The words of a man who inspired me in India come to mind: “We need to experiment, when you use art as a tool, you walk on the inside of your introspect. You become like a speck of dust within yourself. If you take that journey, then the whole of the arrogance of power and wealth shrinks. It is here that Muhammad, Buddha, and Jesus began. This wisdom you can not buy at a department store, nor acquire at Princeton or Harvard. This comes from deep within. Be a child all your life and question all things,” he told me as he pointed to his heart. “Be naked from here.”
I love this description of the creative process. His words have never left me and I often reflect on the meaning art has had in my life. My ability to create has led me to be able to manifest my dreams and overcome obstacles in my life.
I believe art is a vital tool that we can use to overcome obstacles and create a more diverse and understanding world for our children to inherent. When it comes to my own healing experience through the Arts I have carried a journal with me I call it my Wisdom Journal and I fill it full of sketches and moments in time that I am trying to capture. I release a feeling that's been on my mind and let it go through my drawings.
I then try to put words and go deeper into my artwork with interpretations that I write in my journal. This has been very therapeutic for me, and has given me great insight into my field of interest at the moment: Art Therapy.
What advice do you have for people considering taking a gap year?
The best advice I can give to someone who is considering to take a gap year is to give yourself permission to follow what you're curious about. So, what are you curious about ? Write it down: all the questions you have, all the things you want to do, and then make it your intention to go out in the world and make it happen.

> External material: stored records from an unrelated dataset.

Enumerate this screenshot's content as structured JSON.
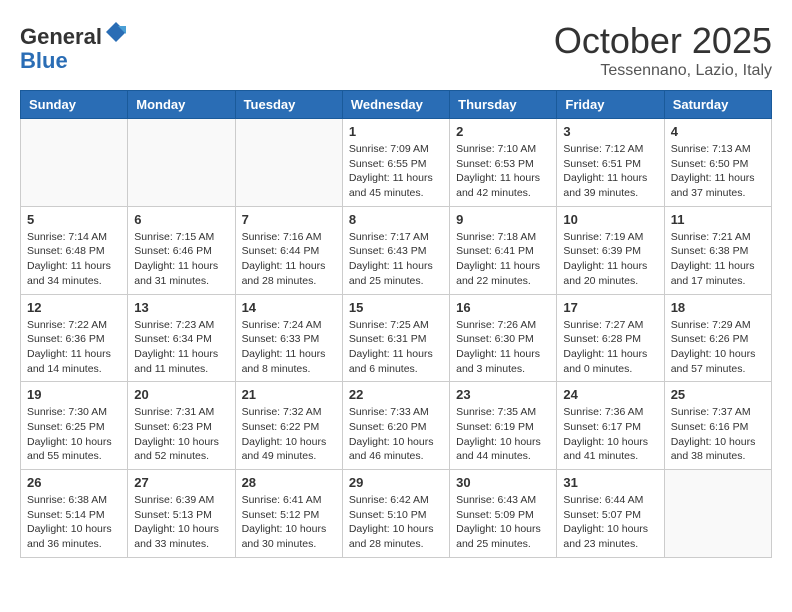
{
  "header": {
    "logo_line1": "General",
    "logo_line2": "Blue",
    "month": "October 2025",
    "location": "Tessennano, Lazio, Italy"
  },
  "weekdays": [
    "Sunday",
    "Monday",
    "Tuesday",
    "Wednesday",
    "Thursday",
    "Friday",
    "Saturday"
  ],
  "weeks": [
    [
      {
        "day": "",
        "info": ""
      },
      {
        "day": "",
        "info": ""
      },
      {
        "day": "",
        "info": ""
      },
      {
        "day": "1",
        "info": "Sunrise: 7:09 AM\nSunset: 6:55 PM\nDaylight: 11 hours\nand 45 minutes."
      },
      {
        "day": "2",
        "info": "Sunrise: 7:10 AM\nSunset: 6:53 PM\nDaylight: 11 hours\nand 42 minutes."
      },
      {
        "day": "3",
        "info": "Sunrise: 7:12 AM\nSunset: 6:51 PM\nDaylight: 11 hours\nand 39 minutes."
      },
      {
        "day": "4",
        "info": "Sunrise: 7:13 AM\nSunset: 6:50 PM\nDaylight: 11 hours\nand 37 minutes."
      }
    ],
    [
      {
        "day": "5",
        "info": "Sunrise: 7:14 AM\nSunset: 6:48 PM\nDaylight: 11 hours\nand 34 minutes."
      },
      {
        "day": "6",
        "info": "Sunrise: 7:15 AM\nSunset: 6:46 PM\nDaylight: 11 hours\nand 31 minutes."
      },
      {
        "day": "7",
        "info": "Sunrise: 7:16 AM\nSunset: 6:44 PM\nDaylight: 11 hours\nand 28 minutes."
      },
      {
        "day": "8",
        "info": "Sunrise: 7:17 AM\nSunset: 6:43 PM\nDaylight: 11 hours\nand 25 minutes."
      },
      {
        "day": "9",
        "info": "Sunrise: 7:18 AM\nSunset: 6:41 PM\nDaylight: 11 hours\nand 22 minutes."
      },
      {
        "day": "10",
        "info": "Sunrise: 7:19 AM\nSunset: 6:39 PM\nDaylight: 11 hours\nand 20 minutes."
      },
      {
        "day": "11",
        "info": "Sunrise: 7:21 AM\nSunset: 6:38 PM\nDaylight: 11 hours\nand 17 minutes."
      }
    ],
    [
      {
        "day": "12",
        "info": "Sunrise: 7:22 AM\nSunset: 6:36 PM\nDaylight: 11 hours\nand 14 minutes."
      },
      {
        "day": "13",
        "info": "Sunrise: 7:23 AM\nSunset: 6:34 PM\nDaylight: 11 hours\nand 11 minutes."
      },
      {
        "day": "14",
        "info": "Sunrise: 7:24 AM\nSunset: 6:33 PM\nDaylight: 11 hours\nand 8 minutes."
      },
      {
        "day": "15",
        "info": "Sunrise: 7:25 AM\nSunset: 6:31 PM\nDaylight: 11 hours\nand 6 minutes."
      },
      {
        "day": "16",
        "info": "Sunrise: 7:26 AM\nSunset: 6:30 PM\nDaylight: 11 hours\nand 3 minutes."
      },
      {
        "day": "17",
        "info": "Sunrise: 7:27 AM\nSunset: 6:28 PM\nDaylight: 11 hours\nand 0 minutes."
      },
      {
        "day": "18",
        "info": "Sunrise: 7:29 AM\nSunset: 6:26 PM\nDaylight: 10 hours\nand 57 minutes."
      }
    ],
    [
      {
        "day": "19",
        "info": "Sunrise: 7:30 AM\nSunset: 6:25 PM\nDaylight: 10 hours\nand 55 minutes."
      },
      {
        "day": "20",
        "info": "Sunrise: 7:31 AM\nSunset: 6:23 PM\nDaylight: 10 hours\nand 52 minutes."
      },
      {
        "day": "21",
        "info": "Sunrise: 7:32 AM\nSunset: 6:22 PM\nDaylight: 10 hours\nand 49 minutes."
      },
      {
        "day": "22",
        "info": "Sunrise: 7:33 AM\nSunset: 6:20 PM\nDaylight: 10 hours\nand 46 minutes."
      },
      {
        "day": "23",
        "info": "Sunrise: 7:35 AM\nSunset: 6:19 PM\nDaylight: 10 hours\nand 44 minutes."
      },
      {
        "day": "24",
        "info": "Sunrise: 7:36 AM\nSunset: 6:17 PM\nDaylight: 10 hours\nand 41 minutes."
      },
      {
        "day": "25",
        "info": "Sunrise: 7:37 AM\nSunset: 6:16 PM\nDaylight: 10 hours\nand 38 minutes."
      }
    ],
    [
      {
        "day": "26",
        "info": "Sunrise: 6:38 AM\nSunset: 5:14 PM\nDaylight: 10 hours\nand 36 minutes."
      },
      {
        "day": "27",
        "info": "Sunrise: 6:39 AM\nSunset: 5:13 PM\nDaylight: 10 hours\nand 33 minutes."
      },
      {
        "day": "28",
        "info": "Sunrise: 6:41 AM\nSunset: 5:12 PM\nDaylight: 10 hours\nand 30 minutes."
      },
      {
        "day": "29",
        "info": "Sunrise: 6:42 AM\nSunset: 5:10 PM\nDaylight: 10 hours\nand 28 minutes."
      },
      {
        "day": "30",
        "info": "Sunrise: 6:43 AM\nSunset: 5:09 PM\nDaylight: 10 hours\nand 25 minutes."
      },
      {
        "day": "31",
        "info": "Sunrise: 6:44 AM\nSunset: 5:07 PM\nDaylight: 10 hours\nand 23 minutes."
      },
      {
        "day": "",
        "info": ""
      }
    ]
  ]
}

I think it's important to realize that when you're considering a gap year, you are already taking the first step to making it a reality. It is clearly already something that is on your mind; it's just waiting for you to make the decision. So just do it and see what happens. What do you have to lose?
To let yourself be free, to explore these curiosities, will take you farther than you can ever imagine. I feel very validated in my decisions and when I look back, all those setbacks and times people said no to me, I can’t help but feel grateful to them because it led me where I am now.
The best thing you can do is make connections with people who have already experienced it. Do not be afraid to ask questions and try to enter into any conversation with the willingness to learn something.
These people are full of wisdom. They have been there and they truly want to help you get out there and see the crazy world we all inhabit. And if you're traveling, the next best thing is a good book to take you there.
Considering a gap year, or have you taken one yourself? Connect with Marichelle and other gap year students on our closed Facebook group, Gap to Great.